The negative charge at the cloud bottom induces a step-like series of negative charges (know as stepped leader), works its way incrementally downward towards the Earth. When the lowermost step reaches within 50 meters of a positively charged object (streamer: building, tree or a person) a climbing surge of positive electricity takes place. When the streamer and the stepped leader meet, a highly conducting electrical channel between the cloud and the ground is formed. The negative charges in the cloud explosively flow to the ground. This is called the return stroke or lightning. The heat causes surrounding air to rapidly expand creating the pealing thunder (the sound that we hear) for a short while after the lightning flash. Often, several subsequent strikes will follow the same channel, with each stroke draining the negative charge from higher up in the cloud.

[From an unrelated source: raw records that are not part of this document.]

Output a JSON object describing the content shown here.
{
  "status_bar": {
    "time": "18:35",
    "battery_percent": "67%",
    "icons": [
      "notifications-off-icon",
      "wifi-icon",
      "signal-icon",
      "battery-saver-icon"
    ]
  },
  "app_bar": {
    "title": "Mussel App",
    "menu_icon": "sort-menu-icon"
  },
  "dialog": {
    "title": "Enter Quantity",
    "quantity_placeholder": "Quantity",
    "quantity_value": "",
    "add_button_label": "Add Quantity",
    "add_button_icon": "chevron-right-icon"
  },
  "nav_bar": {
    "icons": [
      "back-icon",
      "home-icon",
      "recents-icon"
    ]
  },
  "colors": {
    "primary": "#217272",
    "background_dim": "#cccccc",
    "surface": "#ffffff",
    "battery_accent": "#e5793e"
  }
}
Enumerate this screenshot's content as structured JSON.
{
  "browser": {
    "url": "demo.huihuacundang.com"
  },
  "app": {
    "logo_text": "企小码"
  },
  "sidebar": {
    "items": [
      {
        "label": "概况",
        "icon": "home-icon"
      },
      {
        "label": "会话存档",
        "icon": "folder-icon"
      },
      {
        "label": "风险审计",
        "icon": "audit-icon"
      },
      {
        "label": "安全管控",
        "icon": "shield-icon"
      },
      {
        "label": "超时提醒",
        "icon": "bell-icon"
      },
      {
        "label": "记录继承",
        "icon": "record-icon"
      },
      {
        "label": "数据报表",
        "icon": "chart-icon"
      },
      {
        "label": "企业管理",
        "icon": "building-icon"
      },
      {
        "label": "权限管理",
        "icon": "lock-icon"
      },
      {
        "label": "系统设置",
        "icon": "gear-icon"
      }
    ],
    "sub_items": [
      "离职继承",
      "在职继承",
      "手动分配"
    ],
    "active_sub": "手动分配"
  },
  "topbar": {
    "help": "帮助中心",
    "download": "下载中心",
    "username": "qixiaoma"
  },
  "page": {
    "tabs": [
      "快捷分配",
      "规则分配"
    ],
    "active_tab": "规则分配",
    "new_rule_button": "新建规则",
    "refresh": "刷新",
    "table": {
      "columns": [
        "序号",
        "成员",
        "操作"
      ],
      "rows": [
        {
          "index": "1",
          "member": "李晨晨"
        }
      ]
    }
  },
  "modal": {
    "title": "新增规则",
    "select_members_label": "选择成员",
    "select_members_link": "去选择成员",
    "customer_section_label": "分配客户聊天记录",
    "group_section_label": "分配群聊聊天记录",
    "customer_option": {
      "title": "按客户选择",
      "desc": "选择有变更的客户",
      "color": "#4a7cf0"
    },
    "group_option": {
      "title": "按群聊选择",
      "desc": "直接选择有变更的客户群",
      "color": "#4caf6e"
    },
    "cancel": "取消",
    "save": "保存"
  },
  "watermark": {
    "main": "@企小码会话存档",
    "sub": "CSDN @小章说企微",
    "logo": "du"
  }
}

The observation sites:

NCESS established cloud physics observatories in the coastal, mid and high altitude locations in the Western Ghats. The observatory located at NCESS campus (8.29°N, 76.59°E) is a coastal station at an altitude of 20 m above MSL. Braemore (8.75°N, 77.08°E) is another observatory set-up at an altitude of 400 m above MSL in the Nedumangad area of Thiruvananthapuram District which is located about 40 km northeast of NCESS campus. The cloud physics observatory at Rajamallay (10.15° N, 77.02° E), near Munnar is a high altitude observatory located at an altitude of 1820 m above MSL. The observatory at Agumbe (13.58°N, 75.09°E) in Karnataka is situated on a plateau of 600 m elevation in the Western Ghats mountain range. The three observatories at NCESS, Braemore and Munnar are currently operational and the Agumbe observatory will be equipped soon. The data collected from in-situ cloud physics observatories will be used for the basic research on heavy rainfall, thunderstorm & lightning, monsoon, satellite - aircraft measurement validations and will be also utilized for modifying the parameterization schemes in weather prediction models.


  • Establish cloud physics observatories to improve our understanding on clouds for a better forecast of atmospheric natural hazards.
  • Develop a lightning detection network for research and short term lightning forecasting over southern peninsula
  • Understand the formation, propagation and dissipation of heavy rainfall, thunderstorm and lightning along West coast of India
  • Examine diurnal cycle in the tropical convection
  • Investigate the multi-cell convective thunderclouds formation, lightning and its microphysics and temporal variations
  • Assimilate the science on the thermodynamic and dynamic variations in the lower and middle layers in relation to the cloud structure and cloud types
  • Examine the aerosol cloud interaction processes in tropics
  • Understand the orographic precipitation along the Western Ghats
  • Development of indigenous instrumentation to monitor atmospheric electricity and lightning